Total competition, that’s what this is all about. You versus the other person (who could be the computer if you so desire) in a frantic battle to reach each level’s objectives. None of this co-operation nonsense. Just stab ’em in the back and stab ’em good. They’re going to do the same to you as soon as they get the chance, so get in there first. But back to the basics. You and a mate (or the computer) each control one of four characters who must run around a small area, attempting to collect things and complete small puzzles in order to reveal the exit. Let’s take the characters first. The main differences between them are their speed and their level of intelligence. Some will rush around the place getting to all the objects before you, while others are more concerned with trudging around desperately trying to kill you at each and every opportunity. Basically, which ever one you pick as your adversary should dictate what kind of game you’re going to have. The differences between the characters though is not marked as we’d hoped, certainly in the levels at least, it seems to make very little difference who you choose as your opponent.

The Navvy Onto the game tasks. Before each level starts you’re told what you have to achieve in order to open the exit. These tasks range from pushing things from one place to another (never very far), to throwing switches, to destroying specific baddies.

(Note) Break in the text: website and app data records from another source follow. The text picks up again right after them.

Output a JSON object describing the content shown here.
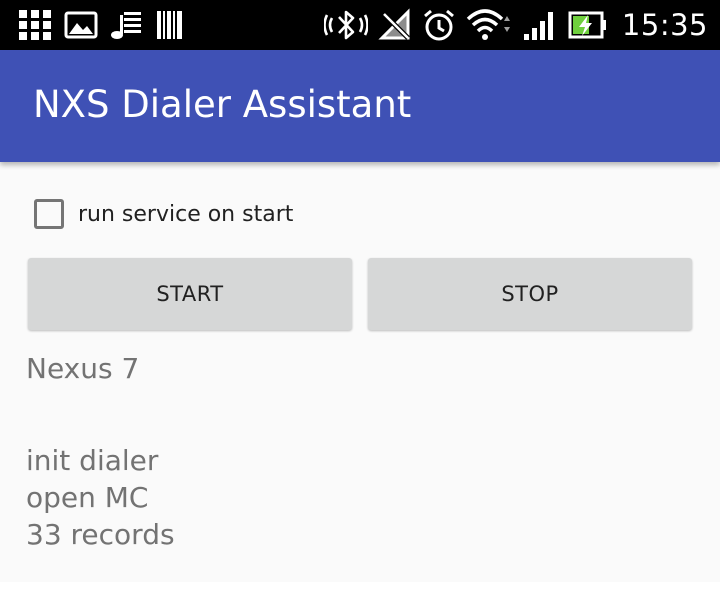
{
  "status_bar": {
    "time": "15:35",
    "left_icons": [
      "grid-apps-icon",
      "image-icon",
      "music-queue-icon",
      "barcode-icon"
    ],
    "right_icons": [
      "vibrate-bluetooth-icon",
      "muted-icon",
      "alarm-clock-icon",
      "wifi-icon",
      "cellular-signal-icon",
      "battery-charging-icon"
    ],
    "battery_level": 0.6
  },
  "app_bar": {
    "title": "NXS Dialer Assistant",
    "color": "#3f51b5"
  },
  "main": {
    "checkbox": {
      "label": "run service on start",
      "checked": false
    },
    "start_label": "START",
    "stop_label": "STOP",
    "device_name": "Nexus 7",
    "log": [
      "init dialer",
      "open MC",
      "33 records"
    ]
  }
}
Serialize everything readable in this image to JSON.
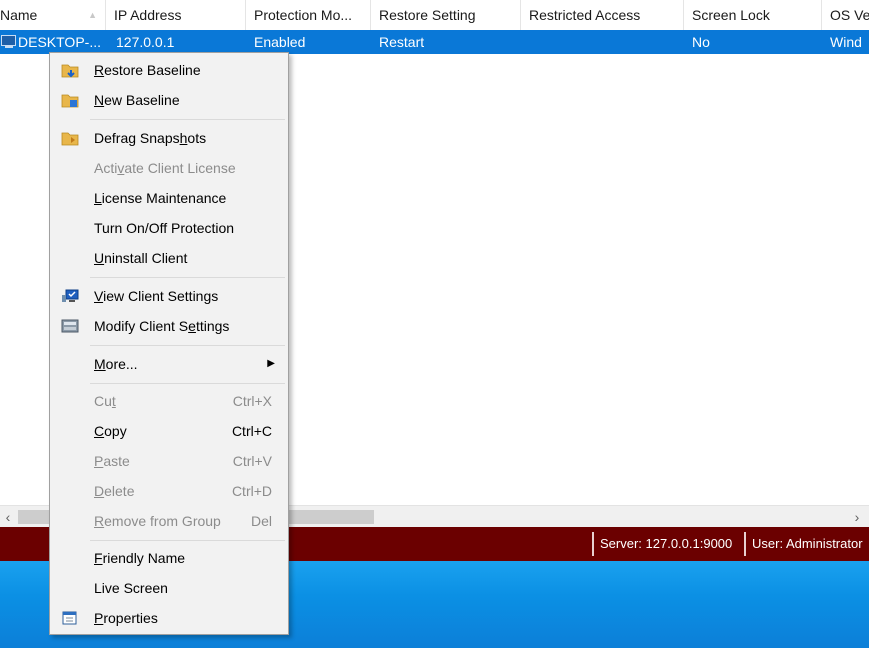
{
  "table": {
    "columns": [
      "Name",
      "IP Address",
      "Protection Mo...",
      "Restore Setting",
      "Restricted Access",
      "Screen Lock",
      "OS Ve"
    ],
    "row": {
      "name": "DESKTOP-...",
      "ip": "127.0.0.1",
      "protection": "Enabled",
      "restore": "Restart",
      "restricted": "",
      "screen_lock": "No",
      "os": "Wind"
    },
    "selected_color": "#0a78d7"
  },
  "statusbar": {
    "server": "Server: 127.0.0.1:9000",
    "user": "User: Administrator",
    "color": "#6b0000"
  },
  "menu": {
    "restore_baseline": {
      "pre": "",
      "u": "R",
      "post": "estore Baseline"
    },
    "new_baseline": {
      "pre": "",
      "u": "N",
      "post": "ew Baseline"
    },
    "defrag": {
      "pre": "Defrag Snaps",
      "u": "h",
      "post": "ots"
    },
    "activate": {
      "pre": "Acti",
      "u": "v",
      "post": "ate Client License"
    },
    "license": {
      "pre": "",
      "u": "L",
      "post": "icense Maintenance"
    },
    "turn": {
      "pre": "Turn On/Off Protection",
      "u": "",
      "post": ""
    },
    "uninstall": {
      "pre": "",
      "u": "U",
      "post": "ninstall Client"
    },
    "view": {
      "pre": "",
      "u": "V",
      "post": "iew Client Settings"
    },
    "modify": {
      "pre": "Modify Client S",
      "u": "e",
      "post": "ttings"
    },
    "more": {
      "pre": "",
      "u": "M",
      "post": "ore..."
    },
    "cut": {
      "pre": "Cu",
      "u": "t",
      "post": "",
      "shortcut": "Ctrl+X"
    },
    "copy": {
      "pre": "",
      "u": "C",
      "post": "opy",
      "shortcut": "Ctrl+C"
    },
    "paste": {
      "pre": "",
      "u": "P",
      "post": "aste",
      "shortcut": "Ctrl+V"
    },
    "delete": {
      "pre": "",
      "u": "D",
      "post": "elete",
      "shortcut": "Ctrl+D"
    },
    "remove": {
      "pre": "",
      "u": "R",
      "post": "emove from Group",
      "shortcut": "Del"
    },
    "friendly": {
      "pre": "",
      "u": "F",
      "post": "riendly Name"
    },
    "live": {
      "pre": "Live Screen",
      "u": "",
      "post": ""
    },
    "properties": {
      "pre": "",
      "u": "P",
      "post": "roperties"
    }
  },
  "icons": {
    "restore_baseline": "restore-baseline-icon",
    "new_baseline": "new-baseline-icon",
    "defrag": "defrag-icon",
    "view": "view-settings-icon",
    "modify": "modify-settings-icon",
    "properties": "properties-icon",
    "submenu": "chevron-right-icon",
    "computer": "computer-icon"
  }
}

Points are awarded of your opponent and it’s these points around which the game resolves. In order to progress through the game you have to amass more points on each level than your opponent. Points are won by destroying baddies (including your opponent) and completing tasks. Points are lost when you are killed. And you will often be killed as all it takes is a couple of shots to polish you off. Even if your enemy has run out of ammo (each character is armed with a different weapons, but none of the weapons can fire more than a couple of shots before running out) if they manage to stand next to you and smack you in the mouth a couple of times you’ll bite the dust. The good thing about dying is that you’re never dead for long and you can be dead as many times as you like during a level – all you’re losing is points. The very bad thing about dying is that you drop all the items you’ve collected through the level and when they’re on the floor your enemy can run over ’em and scoop ’em up. And yes, this does mean that in two player mode especially you can spend bloody ages stuck in the same room with your opponent as you each take it in turns killing and being killed over one key!

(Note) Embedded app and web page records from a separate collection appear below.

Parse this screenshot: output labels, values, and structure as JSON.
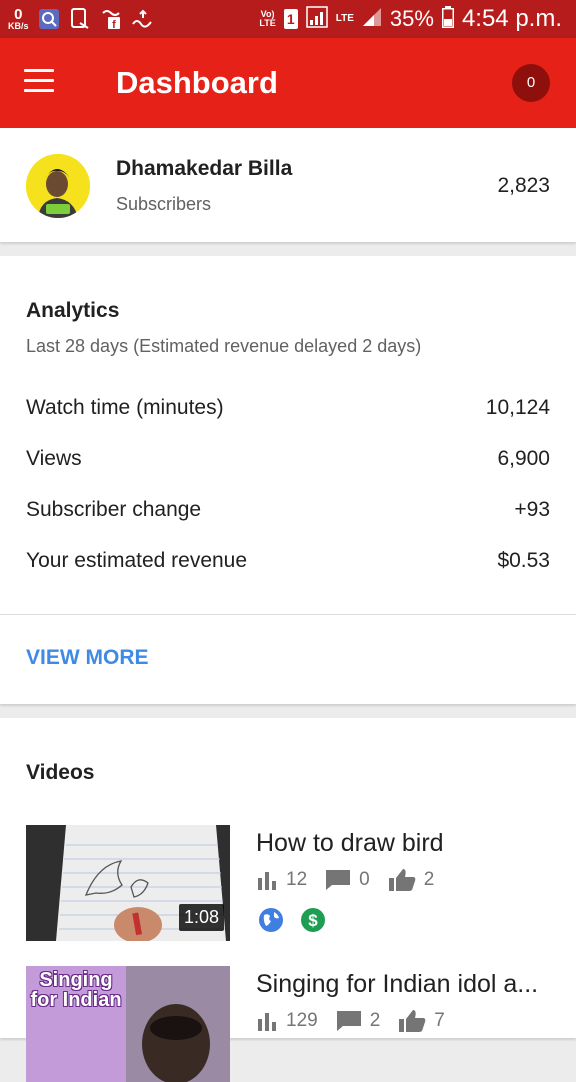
{
  "status_bar": {
    "net_speed_value": "0",
    "net_speed_unit": "KB/s",
    "volte": "Vo)",
    "volte_sub": "LTE",
    "sim_slot": "1",
    "network_type": "LTE",
    "battery": "35%",
    "time": "4:54 p.m."
  },
  "app_bar": {
    "title": "Dashboard",
    "notification_count": "0"
  },
  "channel": {
    "name": "Dhamakedar Billa",
    "subtitle": "Subscribers",
    "subscriber_count": "2,823"
  },
  "analytics": {
    "title": "Analytics",
    "subtitle": "Last 28 days (Estimated revenue delayed 2 days)",
    "rows": [
      {
        "label": "Watch time (minutes)",
        "value": "10,124"
      },
      {
        "label": "Views",
        "value": "6,900"
      },
      {
        "label": "Subscriber change",
        "value": "+93"
      },
      {
        "label": "Your estimated revenue",
        "value": "$0.53"
      }
    ],
    "view_more": "VIEW MORE"
  },
  "videos": {
    "title": "Videos",
    "items": [
      {
        "title": "How to draw bird",
        "duration": "1:08",
        "views": "12",
        "comments": "0",
        "likes": "2",
        "thumb_text": ""
      },
      {
        "title": "Singing for Indian idol a...",
        "duration": "",
        "views": "129",
        "comments": "2",
        "likes": "7",
        "thumb_text": "Singing for Indian"
      }
    ]
  },
  "colors": {
    "status_bar": "#b71c1c",
    "app_bar": "#e62117",
    "link": "#3f8ae4",
    "public_badge": "#3f7fe0",
    "monetized_badge": "#1e9e52"
  },
  "icons": [
    "menu-icon",
    "analytics-bars-icon",
    "comment-icon",
    "thumbs-up-icon",
    "globe-icon",
    "dollar-icon"
  ]
}
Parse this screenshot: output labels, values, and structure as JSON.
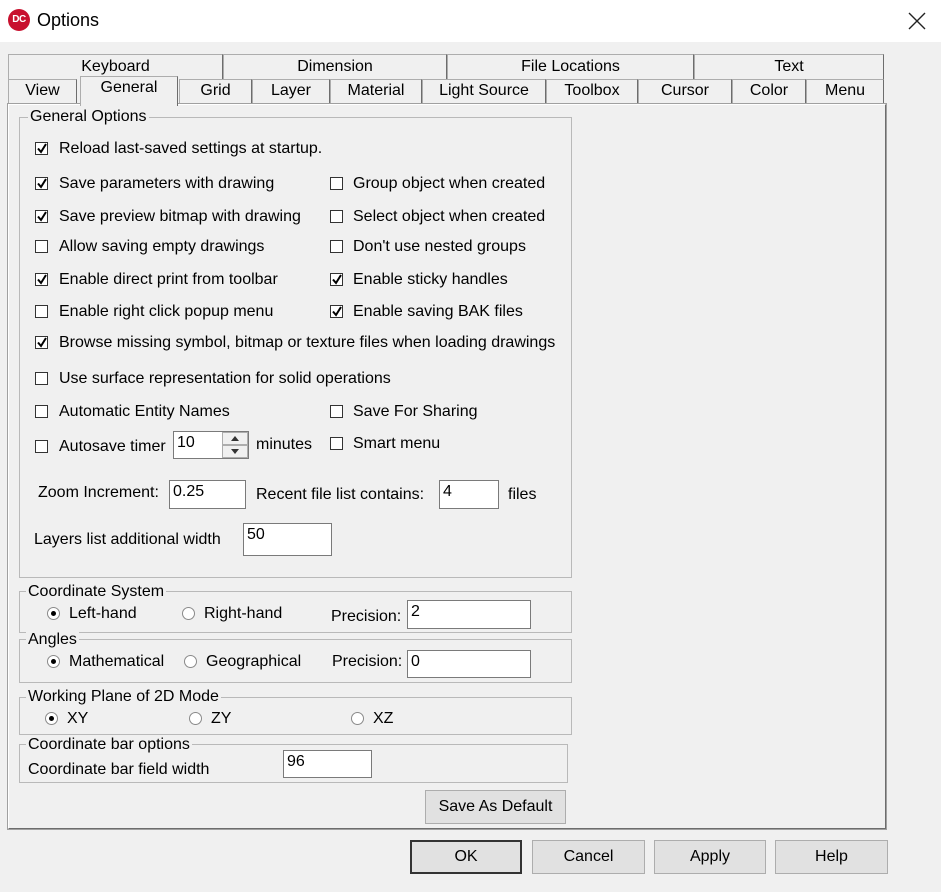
{
  "window": {
    "title": "Options",
    "icon_text": "DC"
  },
  "tabs": {
    "row1": [
      "Keyboard",
      "Dimension",
      "File Locations",
      "Text"
    ],
    "row2": [
      "View",
      "General",
      "Grid",
      "Layer",
      "Material",
      "Light Source",
      "Toolbox",
      "Cursor",
      "Color",
      "Menu"
    ],
    "selected": "General"
  },
  "general_options": {
    "legend": "General Options",
    "reload": {
      "label": "Reload last-saved settings at startup.",
      "checked": true
    },
    "save_params": {
      "label": "Save parameters with drawing",
      "checked": true
    },
    "group_object": {
      "label": "Group object when created",
      "checked": false
    },
    "save_preview": {
      "label": "Save preview bitmap with drawing",
      "checked": true
    },
    "select_object": {
      "label": "Select object when created",
      "checked": false
    },
    "allow_empty": {
      "label": "Allow saving empty drawings",
      "checked": false
    },
    "nested_groups": {
      "label": "Don't use nested groups",
      "checked": false
    },
    "direct_print": {
      "label": "Enable direct print from toolbar",
      "checked": true
    },
    "sticky_handles": {
      "label": "Enable sticky handles",
      "checked": true
    },
    "right_click": {
      "label": "Enable right click popup menu",
      "checked": false
    },
    "bak_files": {
      "label": "Enable saving BAK files",
      "checked": true
    },
    "browse_missing": {
      "label": "Browse missing symbol, bitmap or texture files when loading drawings",
      "checked": true
    },
    "surface_rep": {
      "label": "Use surface representation for solid operations",
      "checked": false
    },
    "auto_names": {
      "label": "Automatic Entity Names",
      "checked": false
    },
    "save_sharing": {
      "label": "Save For Sharing",
      "checked": false
    },
    "autosave": {
      "label": "Autosave timer",
      "checked": false,
      "value": "10",
      "unit": "minutes"
    },
    "smart_menu": {
      "label": "Smart menu",
      "checked": false
    },
    "zoom_increment": {
      "label": "Zoom Increment:",
      "value": "0.25"
    },
    "recent_files": {
      "label": "Recent file list contains:",
      "value": "4",
      "unit": "files"
    },
    "layers_width": {
      "label": "Layers list additional width",
      "value": "50"
    }
  },
  "coordinate_system": {
    "legend": "Coordinate System",
    "left_hand": "Left-hand",
    "right_hand": "Right-hand",
    "selected": "Left-hand",
    "precision_label": "Precision:",
    "precision": "2"
  },
  "angles": {
    "legend": "Angles",
    "mathematical": "Mathematical",
    "geographical": "Geographical",
    "selected": "Mathematical",
    "precision_label": "Precision:",
    "precision": "0"
  },
  "working_plane": {
    "legend": "Working Plane of 2D Mode",
    "xy": "XY",
    "zy": "ZY",
    "xz": "XZ",
    "selected": "XY"
  },
  "coord_bar": {
    "legend": "Coordinate bar options",
    "field_width_label": "Coordinate bar field width",
    "field_width": "96"
  },
  "buttons": {
    "save_default": "Save As Default",
    "ok": "OK",
    "cancel": "Cancel",
    "apply": "Apply",
    "help": "Help"
  }
}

The two player mode is significantly different in that you pick a set number of levels to play (4, 8, 12 or 16) and these levels are selected from each of the game’s three worlds: Medieval, Aztec and Chaos. Although you’re still competing, you don’t have to restart a level if your opponent reaches the exit with more points than you (which obviously means you do have to restart a level in one player mode), you simply move onto the next level. The winner is the person with the most points at the end of the set number of levels. It’s much easier for your chosen character to be ‘upgraded’ as well and this means you can take more hits and your weapon can fire more shots before running out. In one player mode it’s a laff. It’s not a rip-roaring belter of a gaming experience, but it’s satisfying. In two player mode however, things are much better. Not simply because you’re playing against an unpredictable human, but because the game works better. In one player mode you’ll be lamenting the fact that when you kill your enemy they only stay dead for a few short seconds – not usually long enough to gain a decent advantage over them. This doesn’t matter quite so much in two player mode because the emphasis is slightly different and you get much more of a chance to do the old fave sneaky things (standing next to the exit when you know your opponent has the key and blowing ’em away just as they get to you!). Despite the fact that you have four characters to choose from, you’ll find the computer manages to control its character with consummate ease. The Navvy, for example, is supposed to be thick, slow and hard to kill. After just a couple of game you’ll realise that he seems to know where all the keys are and where all the short-cuts to the keys are as well. And as for slow, well, he manages to zip around the place well enough! In one play mode Chaos Engine is very, very tough. That means plenty of challenge for you, but unfortunately I found the enjoyment dissipating sooner than I expected, simply because the computer seemed to have way too much of an unfair advantage. Two player mode? Great fun.

More news: Generation Amiga magazine